→ **Data extracted from a collection**:
◆ ◆ ◆

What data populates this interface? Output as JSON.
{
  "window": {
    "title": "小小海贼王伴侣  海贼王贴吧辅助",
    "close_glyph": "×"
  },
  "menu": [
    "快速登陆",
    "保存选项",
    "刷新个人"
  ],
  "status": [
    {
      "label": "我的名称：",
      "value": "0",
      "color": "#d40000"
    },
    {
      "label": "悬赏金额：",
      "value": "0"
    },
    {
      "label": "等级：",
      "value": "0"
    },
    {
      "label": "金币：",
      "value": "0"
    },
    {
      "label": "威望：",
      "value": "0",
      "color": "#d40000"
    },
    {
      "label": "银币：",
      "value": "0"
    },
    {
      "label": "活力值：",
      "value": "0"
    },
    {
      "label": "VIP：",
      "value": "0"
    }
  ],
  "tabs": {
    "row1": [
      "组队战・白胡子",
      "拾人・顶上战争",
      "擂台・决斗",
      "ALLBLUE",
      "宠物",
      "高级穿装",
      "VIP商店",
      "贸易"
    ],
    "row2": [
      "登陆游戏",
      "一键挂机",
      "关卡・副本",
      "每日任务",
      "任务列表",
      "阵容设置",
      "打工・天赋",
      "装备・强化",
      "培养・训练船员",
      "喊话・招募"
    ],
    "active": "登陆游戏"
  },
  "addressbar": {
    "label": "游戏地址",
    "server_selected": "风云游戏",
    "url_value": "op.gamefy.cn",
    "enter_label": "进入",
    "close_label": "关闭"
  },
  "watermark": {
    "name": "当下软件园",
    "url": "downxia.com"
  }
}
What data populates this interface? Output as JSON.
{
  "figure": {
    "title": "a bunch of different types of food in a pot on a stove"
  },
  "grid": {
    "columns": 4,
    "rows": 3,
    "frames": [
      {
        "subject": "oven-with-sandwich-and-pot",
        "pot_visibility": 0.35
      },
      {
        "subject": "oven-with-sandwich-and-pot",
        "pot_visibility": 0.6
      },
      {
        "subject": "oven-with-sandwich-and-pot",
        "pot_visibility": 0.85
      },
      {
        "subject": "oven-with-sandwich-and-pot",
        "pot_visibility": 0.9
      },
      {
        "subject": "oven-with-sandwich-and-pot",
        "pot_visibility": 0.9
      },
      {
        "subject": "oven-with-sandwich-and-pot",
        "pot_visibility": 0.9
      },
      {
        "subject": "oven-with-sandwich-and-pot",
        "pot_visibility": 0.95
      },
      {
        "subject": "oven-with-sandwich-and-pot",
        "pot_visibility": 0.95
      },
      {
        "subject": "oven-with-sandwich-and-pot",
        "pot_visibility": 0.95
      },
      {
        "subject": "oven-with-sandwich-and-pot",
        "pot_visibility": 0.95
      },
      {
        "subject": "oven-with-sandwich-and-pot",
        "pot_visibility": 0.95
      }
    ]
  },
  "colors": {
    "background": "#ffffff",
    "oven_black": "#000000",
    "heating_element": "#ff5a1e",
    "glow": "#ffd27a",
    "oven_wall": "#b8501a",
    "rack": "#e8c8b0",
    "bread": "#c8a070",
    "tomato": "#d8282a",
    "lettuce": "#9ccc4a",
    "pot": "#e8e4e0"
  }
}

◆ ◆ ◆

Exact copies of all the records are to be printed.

→ **Output for this exercise**:
What data populates this interface? Output as JSON.
{
  "window": {
    "title": "小小海贼王伴侣  海贼王贴吧辅助",
    "close_glyph": "×"
  },
  "menu": [
    "快速登陆",
    "保存选项",
    "刷新个人"
  ],
  "status": [
    {
      "label": "我的名称：",
      "value": "0",
      "color": "#d40000"
    },
    {
      "label": "悬赏金额：",
      "value": "0"
    },
    {
      "label": "等级：",
      "value": "0"
    },
    {
      "label": "金币：",
      "value": "0"
    },
    {
      "label": "威望：",
      "value": "0",
      "color": "#d40000"
    },
    {
      "label": "银币：",
      "value": "0"
    },
    {
      "label": "活力值：",
      "value": "0"
    },
    {
      "label": "VIP：",
      "value": "0"
    }
  ],
  "tabs": {
    "row1": [
      "组队战・白胡子",
      "拾人・顶上战争",
      "擂台・决斗",
      "ALLBLUE",
      "宠物",
      "高级穿装",
      "VIP商店",
      "贸易"
    ],
    "row2": [
      "登陆游戏",
      "一键挂机",
      "关卡・副本",
      "每日任务",
      "任务列表",
      "阵容设置",
      "打工・天赋",
      "装备・强化",
      "培养・训练船员",
      "喊话・招募"
    ],
    "active": "登陆游戏"
  },
  "addressbar": {
    "label": "游戏地址",
    "server_selected": "风云游戏",
    "url_value": "op.gamefy.cn",
    "enter_label": "进入",
    "close_label": "关闭"
  },
  "watermark": {
    "name": "当下软件园",
    "url": "downxia.com"
  }
}
What data populates this interface? Output as JSON.
{
  "figure": {
    "title": "a bunch of different types of food in a pot on a stove"
  },
  "grid": {
    "columns": 4,
    "rows": 3,
    "frames": [
      {
        "subject": "oven-with-sandwich-and-pot",
        "pot_visibility": 0.35
      },
      {
        "subject": "oven-with-sandwich-and-pot",
        "pot_visibility": 0.6
      },
      {
        "subject": "oven-with-sandwich-and-pot",
        "pot_visibility": 0.85
      },
      {
        "subject": "oven-with-sandwich-and-pot",
        "pot_visibility": 0.9
      },
      {
        "subject": "oven-with-sandwich-and-pot",
        "pot_visibility": 0.9
      },
      {
        "subject": "oven-with-sandwich-and-pot",
        "pot_visibility": 0.9
      },
      {
        "subject": "oven-with-sandwich-and-pot",
        "pot_visibility": 0.95
      },
      {
        "subject": "oven-with-sandwich-and-pot",
        "pot_visibility": 0.95
      },
      {
        "subject": "oven-with-sandwich-and-pot",
        "pot_visibility": 0.95
      },
      {
        "subject": "oven-with-sandwich-and-pot",
        "pot_visibility": 0.95
      },
      {
        "subject": "oven-with-sandwich-and-pot",
        "pot_visibility": 0.95
      }
    ]
  },
  "colors": {
    "background": "#ffffff",
    "oven_black": "#000000",
    "heating_element": "#ff5a1e",
    "glow": "#ffd27a",
    "oven_wall": "#b8501a",
    "rack": "#e8c8b0",
    "bread": "#c8a070",
    "tomato": "#d8282a",
    "lettuce": "#9ccc4a",
    "pot": "#e8e4e0"
  }
}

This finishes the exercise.